Aim of the task:
Beginning with the first line, return the material verbatim and without pictures.

Recorded data:
►

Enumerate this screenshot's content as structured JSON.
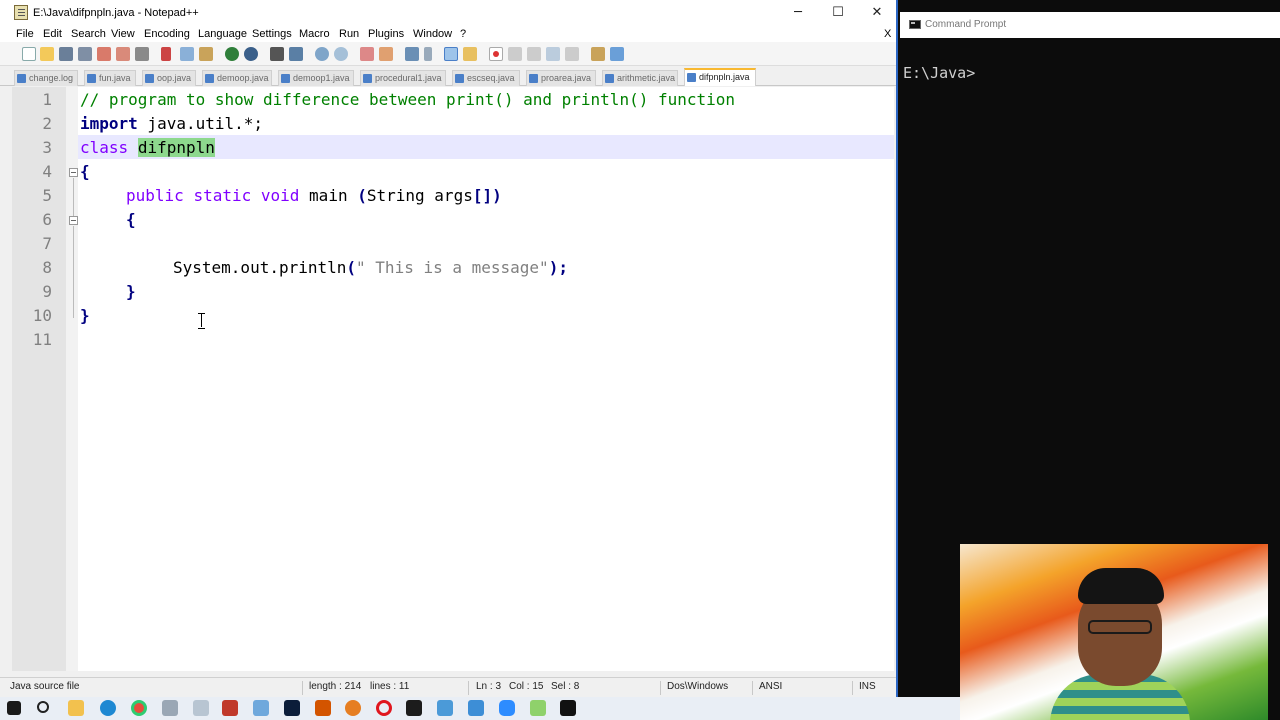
{
  "notepad": {
    "title": "E:\\Java\\difpnpln.java - Notepad++",
    "window_buttons": {
      "minimize": "─",
      "maximize": "☐",
      "close": "✕"
    },
    "menu": [
      "File",
      "Edit",
      "Search",
      "View",
      "Encoding",
      "Language",
      "Settings",
      "Macro",
      "Run",
      "Plugins",
      "Window",
      "?"
    ],
    "menu_close": "X",
    "toolbar_icons": [
      "new-file-icon",
      "open-file-icon",
      "save-icon",
      "save-all-icon",
      "close-icon",
      "close-all-icon",
      "print-icon",
      "cut-icon",
      "copy-icon",
      "paste-icon",
      "undo-icon",
      "redo-icon",
      "find-icon",
      "replace-icon",
      "zoom-in-icon",
      "zoom-out-icon",
      "sync-vertical-icon",
      "sync-horizontal-icon",
      "word-wrap-icon",
      "show-all-chars-icon",
      "indent-guide-icon",
      "user-lang-icon",
      "record-macro-icon",
      "stop-record-icon",
      "play-macro-icon",
      "run-macro-multiple-icon",
      "save-macro-icon",
      "monitoring-icon",
      "spell-check-icon"
    ],
    "tabs": [
      {
        "label": "change.log",
        "active": false
      },
      {
        "label": "fun.java",
        "active": false
      },
      {
        "label": "oop.java",
        "active": false
      },
      {
        "label": "demoop.java",
        "active": false
      },
      {
        "label": "demoop1.java",
        "active": false
      },
      {
        "label": "procedural1.java",
        "active": false
      },
      {
        "label": "escseq.java",
        "active": false
      },
      {
        "label": "proarea.java",
        "active": false
      },
      {
        "label": "arithmetic.java",
        "active": false
      },
      {
        "label": "difpnpln.java",
        "active": true
      }
    ],
    "code_lines": {
      "l1": "// program to show difference between print() and println() function",
      "l2_kw": "import",
      "l2_rest": " java.util.*;",
      "l3_kw": "class",
      "l3_name": "difpnpln",
      "l4": "{",
      "l5_kw1": "public",
      "l5_kw2": "static",
      "l5_kw3": "void",
      "l5_name": "main",
      "l5_paren_open": "(",
      "l5_type": "String",
      "l5_args": "args",
      "l5_close": "[])",
      "l6": "{",
      "l8_obj": "System.out.println",
      "l8_open": "(",
      "l8_str": "\" This is a message\"",
      "l8_close": ");",
      "l9": "}",
      "l10": "}"
    },
    "line_numbers": [
      "1",
      "2",
      "3",
      "4",
      "5",
      "6",
      "7",
      "8",
      "9",
      "10",
      "11"
    ],
    "status": {
      "file_type": "Java source file",
      "length": "length : 214",
      "lines": "lines : 11",
      "ln": "Ln : 3",
      "col": "Col : 15",
      "sel": "Sel : 8",
      "eol": "Dos\\Windows",
      "encoding": "ANSI",
      "mode": "INS"
    }
  },
  "cmd": {
    "title": "Command Prompt",
    "prompt": "E:\\Java>"
  },
  "colors": {
    "comment": "#008000",
    "keyword": "#000080",
    "type_keyword": "#8000ff",
    "string": "#808080",
    "selection": "#8dd88d",
    "current_line": "#e8e8ff",
    "active_tab_accent": "#f8b830"
  },
  "taskbar_icons": [
    "start-icon",
    "search-icon",
    "file-explorer-icon",
    "edge-icon",
    "chrome-icon",
    "app-icon",
    "app-icon",
    "app-icon",
    "photoshop-icon",
    "app-icon",
    "firefox-icon",
    "opera-icon",
    "app-icon",
    "app-icon",
    "app-icon",
    "zoom-icon",
    "notepadpp-icon",
    "cmd-icon"
  ]
}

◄

Worked solution:
Enumerate this screenshot's content as structured JSON.
{
  "notepad": {
    "title": "E:\\Java\\difpnpln.java - Notepad++",
    "window_buttons": {
      "minimize": "─",
      "maximize": "☐",
      "close": "✕"
    },
    "menu": [
      "File",
      "Edit",
      "Search",
      "View",
      "Encoding",
      "Language",
      "Settings",
      "Macro",
      "Run",
      "Plugins",
      "Window",
      "?"
    ],
    "menu_close": "X",
    "toolbar_icons": [
      "new-file-icon",
      "open-file-icon",
      "save-icon",
      "save-all-icon",
      "close-icon",
      "close-all-icon",
      "print-icon",
      "cut-icon",
      "copy-icon",
      "paste-icon",
      "undo-icon",
      "redo-icon",
      "find-icon",
      "replace-icon",
      "zoom-in-icon",
      "zoom-out-icon",
      "sync-vertical-icon",
      "sync-horizontal-icon",
      "word-wrap-icon",
      "show-all-chars-icon",
      "indent-guide-icon",
      "user-lang-icon",
      "record-macro-icon",
      "stop-record-icon",
      "play-macro-icon",
      "run-macro-multiple-icon",
      "save-macro-icon",
      "monitoring-icon",
      "spell-check-icon"
    ],
    "tabs": [
      {
        "label": "change.log",
        "active": false
      },
      {
        "label": "fun.java",
        "active": false
      },
      {
        "label": "oop.java",
        "active": false
      },
      {
        "label": "demoop.java",
        "active": false
      },
      {
        "label": "demoop1.java",
        "active": false
      },
      {
        "label": "procedural1.java",
        "active": false
      },
      {
        "label": "escseq.java",
        "active": false
      },
      {
        "label": "proarea.java",
        "active": false
      },
      {
        "label": "arithmetic.java",
        "active": false
      },
      {
        "label": "difpnpln.java",
        "active": true
      }
    ],
    "code_lines": {
      "l1": "// program to show difference between print() and println() function",
      "l2_kw": "import",
      "l2_rest": " java.util.*;",
      "l3_kw": "class",
      "l3_name": "difpnpln",
      "l4": "{",
      "l5_kw1": "public",
      "l5_kw2": "static",
      "l5_kw3": "void",
      "l5_name": "main",
      "l5_paren_open": "(",
      "l5_type": "String",
      "l5_args": "args",
      "l5_close": "[])",
      "l6": "{",
      "l8_obj": "System.out.println",
      "l8_open": "(",
      "l8_str": "\" This is a message\"",
      "l8_close": ");",
      "l9": "}",
      "l10": "}"
    },
    "line_numbers": [
      "1",
      "2",
      "3",
      "4",
      "5",
      "6",
      "7",
      "8",
      "9",
      "10",
      "11"
    ],
    "status": {
      "file_type": "Java source file",
      "length": "length : 214",
      "lines": "lines : 11",
      "ln": "Ln : 3",
      "col": "Col : 15",
      "sel": "Sel : 8",
      "eol": "Dos\\Windows",
      "encoding": "ANSI",
      "mode": "INS"
    }
  },
  "cmd": {
    "title": "Command Prompt",
    "prompt": "E:\\Java>"
  },
  "colors": {
    "comment": "#008000",
    "keyword": "#000080",
    "type_keyword": "#8000ff",
    "string": "#808080",
    "selection": "#8dd88d",
    "current_line": "#e8e8ff",
    "active_tab_accent": "#f8b830"
  },
  "taskbar_icons": [
    "start-icon",
    "search-icon",
    "file-explorer-icon",
    "edge-icon",
    "chrome-icon",
    "app-icon",
    "app-icon",
    "app-icon",
    "photoshop-icon",
    "app-icon",
    "firefox-icon",
    "opera-icon",
    "app-icon",
    "app-icon",
    "app-icon",
    "zoom-icon",
    "notepadpp-icon",
    "cmd-icon"
  ]
}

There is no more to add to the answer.